[Web page and app entries]

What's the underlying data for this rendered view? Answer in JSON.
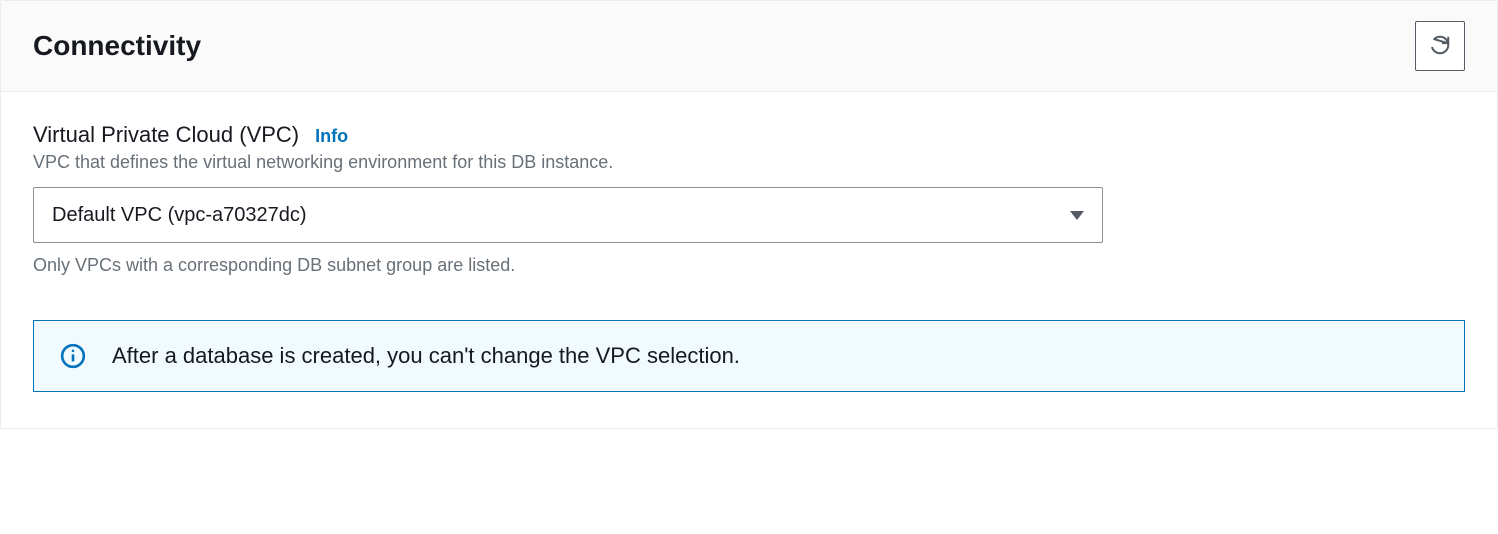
{
  "header": {
    "title": "Connectivity"
  },
  "vpc": {
    "label": "Virtual Private Cloud (VPC)",
    "info_label": "Info",
    "description": "VPC that defines the virtual networking environment for this DB instance.",
    "selected": "Default VPC (vpc-a70327dc)",
    "hint": "Only VPCs with a corresponding DB subnet group are listed."
  },
  "alert": {
    "message": "After a database is created, you can't change the VPC selection."
  }
}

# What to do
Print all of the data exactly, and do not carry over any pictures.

# Output
What's the underlying data for this rendered view? Answer in JSON.
{
  "header": {
    "title": "Connectivity"
  },
  "vpc": {
    "label": "Virtual Private Cloud (VPC)",
    "info_label": "Info",
    "description": "VPC that defines the virtual networking environment for this DB instance.",
    "selected": "Default VPC (vpc-a70327dc)",
    "hint": "Only VPCs with a corresponding DB subnet group are listed."
  },
  "alert": {
    "message": "After a database is created, you can't change the VPC selection."
  }
}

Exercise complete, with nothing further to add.